[Excerpts from an interface dataset]
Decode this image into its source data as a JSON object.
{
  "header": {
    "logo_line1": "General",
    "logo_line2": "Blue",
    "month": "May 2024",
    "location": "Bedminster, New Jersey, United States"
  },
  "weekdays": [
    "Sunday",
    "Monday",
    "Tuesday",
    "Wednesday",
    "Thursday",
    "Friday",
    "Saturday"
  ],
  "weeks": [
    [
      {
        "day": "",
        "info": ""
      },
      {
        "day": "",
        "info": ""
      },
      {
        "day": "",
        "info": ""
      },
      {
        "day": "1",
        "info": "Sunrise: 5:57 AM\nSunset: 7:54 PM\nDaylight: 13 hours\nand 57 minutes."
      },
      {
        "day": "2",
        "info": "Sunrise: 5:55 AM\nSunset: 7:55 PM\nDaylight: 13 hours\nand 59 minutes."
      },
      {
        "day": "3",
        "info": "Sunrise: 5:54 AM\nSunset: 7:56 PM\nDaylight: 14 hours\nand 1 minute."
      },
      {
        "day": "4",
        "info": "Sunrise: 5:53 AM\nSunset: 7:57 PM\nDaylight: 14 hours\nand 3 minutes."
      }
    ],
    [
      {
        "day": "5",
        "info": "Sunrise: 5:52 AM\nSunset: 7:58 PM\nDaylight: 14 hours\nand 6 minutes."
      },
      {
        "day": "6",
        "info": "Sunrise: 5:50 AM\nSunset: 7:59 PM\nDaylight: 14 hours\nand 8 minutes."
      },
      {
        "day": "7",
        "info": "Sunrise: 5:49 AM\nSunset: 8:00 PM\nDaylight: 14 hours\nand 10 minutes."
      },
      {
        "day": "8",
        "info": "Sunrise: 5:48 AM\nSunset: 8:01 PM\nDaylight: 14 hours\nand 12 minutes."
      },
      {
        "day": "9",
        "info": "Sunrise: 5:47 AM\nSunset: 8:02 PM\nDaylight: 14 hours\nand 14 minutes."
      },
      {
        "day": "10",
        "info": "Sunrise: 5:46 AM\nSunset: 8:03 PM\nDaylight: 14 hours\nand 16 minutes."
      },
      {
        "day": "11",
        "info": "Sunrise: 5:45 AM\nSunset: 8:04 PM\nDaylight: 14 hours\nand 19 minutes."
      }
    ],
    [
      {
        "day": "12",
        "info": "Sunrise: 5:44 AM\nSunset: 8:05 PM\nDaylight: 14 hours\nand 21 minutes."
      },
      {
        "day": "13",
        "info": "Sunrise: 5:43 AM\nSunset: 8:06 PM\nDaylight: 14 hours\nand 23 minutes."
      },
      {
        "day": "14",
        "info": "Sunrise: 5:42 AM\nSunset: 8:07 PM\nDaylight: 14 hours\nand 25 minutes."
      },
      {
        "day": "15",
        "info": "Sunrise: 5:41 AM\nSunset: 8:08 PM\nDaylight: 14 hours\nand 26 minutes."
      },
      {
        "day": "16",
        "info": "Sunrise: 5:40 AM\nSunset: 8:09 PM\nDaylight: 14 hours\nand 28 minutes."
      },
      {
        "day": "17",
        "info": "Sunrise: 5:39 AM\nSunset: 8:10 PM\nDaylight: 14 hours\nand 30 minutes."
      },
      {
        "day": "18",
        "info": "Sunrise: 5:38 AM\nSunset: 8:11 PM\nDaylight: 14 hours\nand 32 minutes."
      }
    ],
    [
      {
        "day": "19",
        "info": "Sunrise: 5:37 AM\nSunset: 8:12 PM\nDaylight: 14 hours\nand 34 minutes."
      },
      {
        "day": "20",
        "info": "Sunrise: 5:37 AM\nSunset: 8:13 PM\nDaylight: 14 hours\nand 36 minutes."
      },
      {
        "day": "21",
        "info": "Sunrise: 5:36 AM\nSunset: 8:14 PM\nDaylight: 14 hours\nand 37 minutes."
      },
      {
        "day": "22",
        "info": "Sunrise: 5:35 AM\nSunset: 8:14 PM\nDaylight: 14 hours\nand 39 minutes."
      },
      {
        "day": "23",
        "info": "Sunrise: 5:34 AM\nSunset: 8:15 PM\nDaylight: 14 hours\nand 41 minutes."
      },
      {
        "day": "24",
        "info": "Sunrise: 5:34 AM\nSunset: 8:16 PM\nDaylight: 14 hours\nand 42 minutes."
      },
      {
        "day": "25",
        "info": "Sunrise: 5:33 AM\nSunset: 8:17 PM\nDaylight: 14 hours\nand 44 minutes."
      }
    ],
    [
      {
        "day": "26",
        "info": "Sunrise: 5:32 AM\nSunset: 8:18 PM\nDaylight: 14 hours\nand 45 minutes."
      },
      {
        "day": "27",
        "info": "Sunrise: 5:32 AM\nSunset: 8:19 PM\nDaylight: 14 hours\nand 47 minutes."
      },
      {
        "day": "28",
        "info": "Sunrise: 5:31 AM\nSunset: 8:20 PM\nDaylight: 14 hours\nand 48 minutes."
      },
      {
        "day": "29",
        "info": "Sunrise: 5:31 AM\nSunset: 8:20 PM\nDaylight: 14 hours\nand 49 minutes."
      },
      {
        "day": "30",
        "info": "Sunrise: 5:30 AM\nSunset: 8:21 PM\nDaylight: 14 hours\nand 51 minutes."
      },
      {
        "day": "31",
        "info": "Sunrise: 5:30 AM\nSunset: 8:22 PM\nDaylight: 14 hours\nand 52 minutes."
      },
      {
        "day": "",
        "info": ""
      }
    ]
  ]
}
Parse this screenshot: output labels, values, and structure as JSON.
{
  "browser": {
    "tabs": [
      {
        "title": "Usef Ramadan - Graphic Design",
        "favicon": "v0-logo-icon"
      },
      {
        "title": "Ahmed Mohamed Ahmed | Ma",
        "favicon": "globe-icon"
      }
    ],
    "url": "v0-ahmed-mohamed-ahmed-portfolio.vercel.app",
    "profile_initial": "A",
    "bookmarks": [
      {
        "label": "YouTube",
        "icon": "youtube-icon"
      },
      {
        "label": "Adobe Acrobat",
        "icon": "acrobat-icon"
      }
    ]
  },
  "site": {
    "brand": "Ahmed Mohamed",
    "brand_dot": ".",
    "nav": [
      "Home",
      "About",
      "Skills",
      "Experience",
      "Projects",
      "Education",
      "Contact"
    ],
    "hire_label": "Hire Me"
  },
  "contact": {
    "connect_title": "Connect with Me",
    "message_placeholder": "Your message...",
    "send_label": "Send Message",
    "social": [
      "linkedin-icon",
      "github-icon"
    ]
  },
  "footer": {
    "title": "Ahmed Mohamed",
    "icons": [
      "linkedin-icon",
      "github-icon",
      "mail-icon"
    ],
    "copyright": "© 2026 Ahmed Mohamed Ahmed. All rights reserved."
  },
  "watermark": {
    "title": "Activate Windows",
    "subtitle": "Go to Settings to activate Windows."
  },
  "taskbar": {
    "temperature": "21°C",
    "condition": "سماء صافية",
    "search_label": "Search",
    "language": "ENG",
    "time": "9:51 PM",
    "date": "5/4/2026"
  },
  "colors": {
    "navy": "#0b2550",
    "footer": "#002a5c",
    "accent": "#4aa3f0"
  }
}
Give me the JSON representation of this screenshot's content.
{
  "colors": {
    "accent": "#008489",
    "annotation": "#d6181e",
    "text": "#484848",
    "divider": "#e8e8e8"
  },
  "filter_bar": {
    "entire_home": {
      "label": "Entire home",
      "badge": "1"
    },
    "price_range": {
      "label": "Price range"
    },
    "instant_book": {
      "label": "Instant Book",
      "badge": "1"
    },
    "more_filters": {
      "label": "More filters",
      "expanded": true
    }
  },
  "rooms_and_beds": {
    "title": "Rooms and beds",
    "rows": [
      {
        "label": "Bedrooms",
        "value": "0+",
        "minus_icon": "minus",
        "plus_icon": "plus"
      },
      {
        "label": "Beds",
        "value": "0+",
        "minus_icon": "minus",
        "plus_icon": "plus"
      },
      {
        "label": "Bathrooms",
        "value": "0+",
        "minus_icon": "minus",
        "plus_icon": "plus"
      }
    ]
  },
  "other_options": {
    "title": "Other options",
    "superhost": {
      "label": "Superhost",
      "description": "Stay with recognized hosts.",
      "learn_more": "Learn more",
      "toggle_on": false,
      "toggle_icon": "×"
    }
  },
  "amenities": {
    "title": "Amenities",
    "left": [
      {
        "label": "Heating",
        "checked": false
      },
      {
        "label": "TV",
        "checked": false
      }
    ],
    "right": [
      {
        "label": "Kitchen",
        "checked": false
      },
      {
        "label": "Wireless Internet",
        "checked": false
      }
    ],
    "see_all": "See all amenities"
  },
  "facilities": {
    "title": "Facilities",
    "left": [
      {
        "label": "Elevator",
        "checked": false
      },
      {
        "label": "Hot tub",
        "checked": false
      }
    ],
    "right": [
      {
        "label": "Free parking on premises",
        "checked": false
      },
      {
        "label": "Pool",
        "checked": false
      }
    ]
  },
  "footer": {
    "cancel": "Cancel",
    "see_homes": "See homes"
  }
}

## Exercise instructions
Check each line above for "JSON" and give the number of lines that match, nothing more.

## Solution for this task
3